■ **Directions for this task**
Your answer should be every line of the records that contains the word "kind", copied as it stands.

(Interface dataset entries)
============================================================
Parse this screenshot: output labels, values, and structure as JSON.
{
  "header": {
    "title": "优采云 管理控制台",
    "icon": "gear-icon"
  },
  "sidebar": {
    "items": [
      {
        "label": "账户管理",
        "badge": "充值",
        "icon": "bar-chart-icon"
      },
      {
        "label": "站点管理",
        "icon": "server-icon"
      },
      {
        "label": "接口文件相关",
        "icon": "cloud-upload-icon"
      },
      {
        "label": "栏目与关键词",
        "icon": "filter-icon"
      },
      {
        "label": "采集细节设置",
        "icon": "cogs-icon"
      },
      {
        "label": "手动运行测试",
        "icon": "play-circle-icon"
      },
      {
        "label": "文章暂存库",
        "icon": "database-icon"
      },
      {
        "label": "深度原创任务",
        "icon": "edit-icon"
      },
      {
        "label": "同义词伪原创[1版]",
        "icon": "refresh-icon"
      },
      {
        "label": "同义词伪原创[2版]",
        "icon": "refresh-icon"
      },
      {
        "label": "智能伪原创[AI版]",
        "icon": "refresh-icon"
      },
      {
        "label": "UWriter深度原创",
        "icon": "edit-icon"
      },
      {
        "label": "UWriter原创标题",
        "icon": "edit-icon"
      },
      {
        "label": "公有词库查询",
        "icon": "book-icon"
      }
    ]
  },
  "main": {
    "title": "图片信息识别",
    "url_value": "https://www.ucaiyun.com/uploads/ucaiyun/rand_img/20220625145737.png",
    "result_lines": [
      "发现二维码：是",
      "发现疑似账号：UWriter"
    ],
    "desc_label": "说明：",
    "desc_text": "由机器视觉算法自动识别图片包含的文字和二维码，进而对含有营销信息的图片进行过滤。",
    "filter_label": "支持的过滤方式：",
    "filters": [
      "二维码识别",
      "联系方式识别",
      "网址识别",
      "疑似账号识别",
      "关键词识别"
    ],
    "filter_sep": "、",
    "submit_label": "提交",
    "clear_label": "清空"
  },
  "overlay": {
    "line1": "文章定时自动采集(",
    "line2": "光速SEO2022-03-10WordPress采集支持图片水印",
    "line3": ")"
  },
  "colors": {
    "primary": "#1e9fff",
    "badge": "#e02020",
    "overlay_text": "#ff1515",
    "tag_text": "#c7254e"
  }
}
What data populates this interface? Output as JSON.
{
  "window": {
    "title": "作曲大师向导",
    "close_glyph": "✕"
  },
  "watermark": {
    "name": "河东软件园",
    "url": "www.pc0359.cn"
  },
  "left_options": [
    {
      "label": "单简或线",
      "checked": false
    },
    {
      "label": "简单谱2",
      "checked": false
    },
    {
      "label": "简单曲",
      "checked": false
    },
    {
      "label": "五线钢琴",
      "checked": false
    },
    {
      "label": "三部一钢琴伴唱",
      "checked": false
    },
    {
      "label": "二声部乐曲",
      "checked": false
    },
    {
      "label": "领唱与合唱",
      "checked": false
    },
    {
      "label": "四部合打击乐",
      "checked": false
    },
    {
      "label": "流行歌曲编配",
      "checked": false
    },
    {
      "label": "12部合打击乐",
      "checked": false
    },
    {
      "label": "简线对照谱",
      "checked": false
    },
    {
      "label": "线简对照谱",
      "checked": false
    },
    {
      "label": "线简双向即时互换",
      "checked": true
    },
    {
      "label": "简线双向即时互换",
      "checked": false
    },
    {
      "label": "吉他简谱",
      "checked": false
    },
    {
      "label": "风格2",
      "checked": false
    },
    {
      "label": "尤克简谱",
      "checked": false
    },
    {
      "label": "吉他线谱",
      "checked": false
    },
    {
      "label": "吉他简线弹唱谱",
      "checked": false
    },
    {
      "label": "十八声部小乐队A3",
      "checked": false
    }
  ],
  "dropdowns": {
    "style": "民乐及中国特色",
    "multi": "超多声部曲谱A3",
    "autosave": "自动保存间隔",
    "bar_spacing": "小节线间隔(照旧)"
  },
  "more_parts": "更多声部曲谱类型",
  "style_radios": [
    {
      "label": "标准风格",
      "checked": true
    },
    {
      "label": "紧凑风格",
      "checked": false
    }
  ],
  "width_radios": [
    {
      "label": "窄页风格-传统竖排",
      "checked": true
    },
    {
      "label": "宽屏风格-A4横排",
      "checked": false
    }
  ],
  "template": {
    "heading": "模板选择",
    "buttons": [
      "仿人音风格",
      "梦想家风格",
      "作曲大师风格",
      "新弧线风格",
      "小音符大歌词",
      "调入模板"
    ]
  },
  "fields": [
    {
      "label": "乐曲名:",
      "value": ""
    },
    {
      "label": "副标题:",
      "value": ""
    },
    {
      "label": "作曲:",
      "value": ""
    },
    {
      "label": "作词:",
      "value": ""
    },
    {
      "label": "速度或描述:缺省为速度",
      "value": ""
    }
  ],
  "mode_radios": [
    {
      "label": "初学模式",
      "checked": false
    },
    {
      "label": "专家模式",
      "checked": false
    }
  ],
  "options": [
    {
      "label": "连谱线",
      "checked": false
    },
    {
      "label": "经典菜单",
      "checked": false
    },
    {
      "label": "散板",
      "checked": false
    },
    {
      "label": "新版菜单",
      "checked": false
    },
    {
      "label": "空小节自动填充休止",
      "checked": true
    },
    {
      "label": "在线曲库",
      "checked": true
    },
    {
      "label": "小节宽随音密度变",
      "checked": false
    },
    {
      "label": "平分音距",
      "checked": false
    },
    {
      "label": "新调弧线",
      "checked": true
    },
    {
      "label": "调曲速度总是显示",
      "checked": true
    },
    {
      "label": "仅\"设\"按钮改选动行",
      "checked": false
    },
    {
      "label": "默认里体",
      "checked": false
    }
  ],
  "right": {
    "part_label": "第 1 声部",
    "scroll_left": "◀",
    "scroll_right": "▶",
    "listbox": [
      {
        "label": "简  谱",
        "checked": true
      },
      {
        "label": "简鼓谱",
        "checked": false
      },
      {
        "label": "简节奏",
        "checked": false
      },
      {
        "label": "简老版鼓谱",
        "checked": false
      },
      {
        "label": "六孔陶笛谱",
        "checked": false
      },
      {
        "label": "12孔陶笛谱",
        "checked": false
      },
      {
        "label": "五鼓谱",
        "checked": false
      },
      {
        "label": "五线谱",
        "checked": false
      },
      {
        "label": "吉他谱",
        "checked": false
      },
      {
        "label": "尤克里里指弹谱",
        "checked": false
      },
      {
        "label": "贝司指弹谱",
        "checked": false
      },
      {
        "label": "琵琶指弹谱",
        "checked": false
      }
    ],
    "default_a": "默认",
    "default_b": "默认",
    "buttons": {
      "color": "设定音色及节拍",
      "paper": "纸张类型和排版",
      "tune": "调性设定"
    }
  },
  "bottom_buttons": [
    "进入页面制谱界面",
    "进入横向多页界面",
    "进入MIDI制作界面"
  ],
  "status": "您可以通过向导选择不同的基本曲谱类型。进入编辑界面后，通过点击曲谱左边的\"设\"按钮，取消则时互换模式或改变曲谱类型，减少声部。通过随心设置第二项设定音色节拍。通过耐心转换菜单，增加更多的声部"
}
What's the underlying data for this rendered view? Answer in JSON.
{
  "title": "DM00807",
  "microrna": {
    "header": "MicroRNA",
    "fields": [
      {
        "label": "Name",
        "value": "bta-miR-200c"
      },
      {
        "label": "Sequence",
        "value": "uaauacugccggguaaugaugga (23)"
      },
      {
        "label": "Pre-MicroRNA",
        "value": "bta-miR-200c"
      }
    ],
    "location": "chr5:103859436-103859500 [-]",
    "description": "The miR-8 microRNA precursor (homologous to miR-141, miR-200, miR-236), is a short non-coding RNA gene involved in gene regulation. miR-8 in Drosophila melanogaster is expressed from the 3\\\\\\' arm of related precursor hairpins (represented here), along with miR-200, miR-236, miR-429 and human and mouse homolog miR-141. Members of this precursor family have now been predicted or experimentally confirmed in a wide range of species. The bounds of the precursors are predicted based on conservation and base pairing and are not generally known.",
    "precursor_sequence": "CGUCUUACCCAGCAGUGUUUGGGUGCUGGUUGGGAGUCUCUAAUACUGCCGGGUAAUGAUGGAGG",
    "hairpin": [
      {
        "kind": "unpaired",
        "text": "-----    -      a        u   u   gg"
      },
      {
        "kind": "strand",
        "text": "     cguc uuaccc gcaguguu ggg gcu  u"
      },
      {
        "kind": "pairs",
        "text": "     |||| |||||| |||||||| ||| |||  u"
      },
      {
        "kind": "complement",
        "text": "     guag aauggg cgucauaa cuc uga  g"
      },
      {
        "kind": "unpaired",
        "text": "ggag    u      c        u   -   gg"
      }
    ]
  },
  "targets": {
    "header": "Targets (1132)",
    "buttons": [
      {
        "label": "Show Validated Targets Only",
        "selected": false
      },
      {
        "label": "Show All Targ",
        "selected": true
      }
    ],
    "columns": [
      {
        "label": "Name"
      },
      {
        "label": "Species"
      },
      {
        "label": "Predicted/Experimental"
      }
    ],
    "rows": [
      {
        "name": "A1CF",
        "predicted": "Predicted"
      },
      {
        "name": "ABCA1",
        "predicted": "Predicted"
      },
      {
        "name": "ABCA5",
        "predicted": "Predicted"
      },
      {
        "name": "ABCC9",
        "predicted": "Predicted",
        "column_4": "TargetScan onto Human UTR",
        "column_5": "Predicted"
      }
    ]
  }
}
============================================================
■ **Solution for this task**
        "kind": "unpaired",
        "kind": "strand",
        "kind": "pairs",
        "kind": "complement",
        "kind": "unpaired",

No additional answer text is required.